This past Memorial Day, I opened the medicine cabinet at my aunt’s house looking for toothpaste only to find a tube of Fair & Lovely staring back at me. My heart sank. I yelled for my 10-year old cousin. “What is THIS?” I asked her, holding the tube gingerly.
“What?” she said innocently, “It’s just suntan lotion so I don’t get dark.” I looked at the ingredient list. Indeed, among the ingredients was “sunscreen.” I shouldn’t have been surprised. This was the same girl who had teased her seven-year old darker-skinned cousin so much that a year later, the poor kid still adamantly states “I’m not pretty.” Little wonder given that our mothers come from a country where bridal makeup still means you pancake the woman in white foundation from the neck-up and then hide her hands under her dupatta so the color disparity doesn’t show.

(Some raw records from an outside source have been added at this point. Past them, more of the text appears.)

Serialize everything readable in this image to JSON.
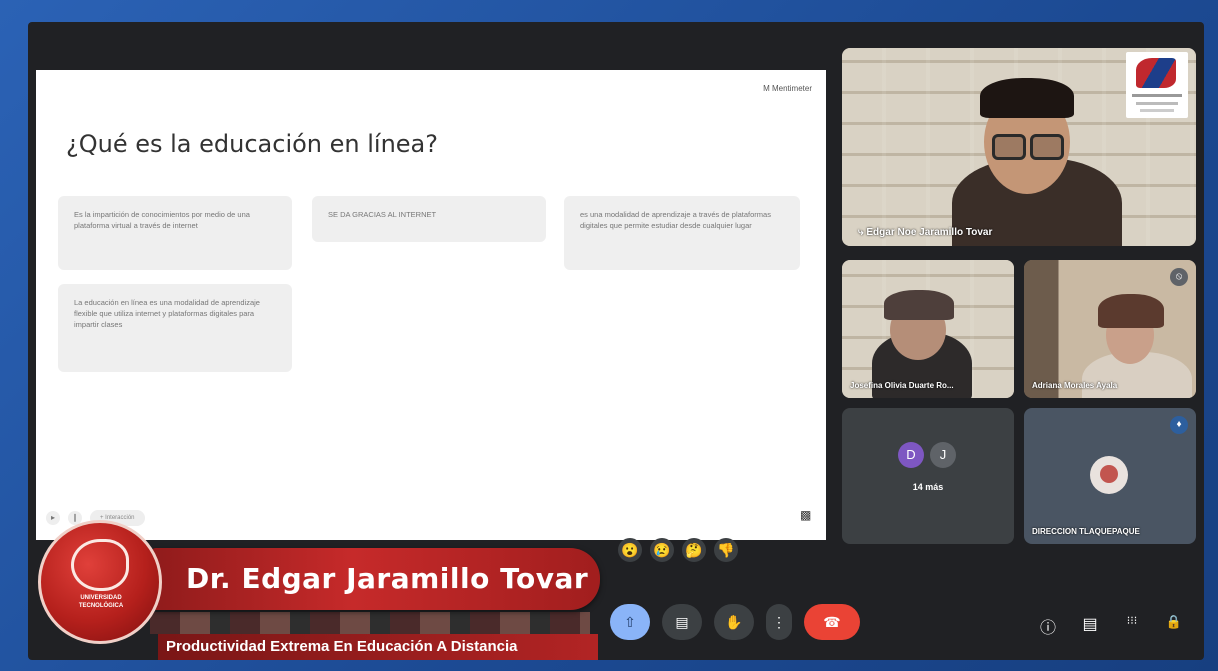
{
  "slide": {
    "brand": "M Mentimeter",
    "title": "¿Qué es la educación en línea?",
    "notes": [
      "Es la impartición de conocimientos por medio de una plataforma virtual a través de internet",
      "SE DA GRACIAS AL INTERNET",
      "es una modalidad de aprendizaje a través de plataformas digitales que permite estudiar desde cualquier lugar",
      "La educación en línea es una modalidad de aprendizaje flexible que utiliza internet y plataformas digitales para impartir clases"
    ],
    "tool_pill": "+ Interacción"
  },
  "participants": {
    "main": {
      "name": "Edgar Noe Jaramillo Tovar"
    },
    "tile2": {
      "name": "Josefina Olivia Duarte Ro..."
    },
    "tile3": {
      "name": "Adriana Morales Ayala"
    },
    "more": {
      "initials": [
        "D",
        "J"
      ],
      "label": "14 más"
    },
    "tile5": {
      "name": "DIRECCION TLAQUEPAQUE"
    }
  },
  "reactions": [
    "😮",
    "😢",
    "🤔",
    "👎"
  ],
  "controls": {
    "present": "⇧",
    "captions": "▤",
    "raise_hand": "✋",
    "more": "⋮",
    "end": "☎"
  },
  "right_controls": {
    "info": "ⓘ",
    "chat": "▤",
    "apps": "⁝⁝⁝",
    "lock": "🔒"
  },
  "overlay": {
    "name": "Dr. Edgar Jaramillo Tovar",
    "subtitle": "Productividad Extrema En Educación A Distancia",
    "logo_text": "UNIVERSIDAD TECNOLÓGICA"
  },
  "colors": {
    "accent": "#8ab4f8",
    "end_call": "#ea4335",
    "overlay_red": "#c62a2a",
    "frame_blue": "#1f4f9a"
  }
}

I remember being amused by photographs of various brides and grooms in Pakistani magazines. The grooms came in all colors. The brides, however, had the same tinge: vampire-white.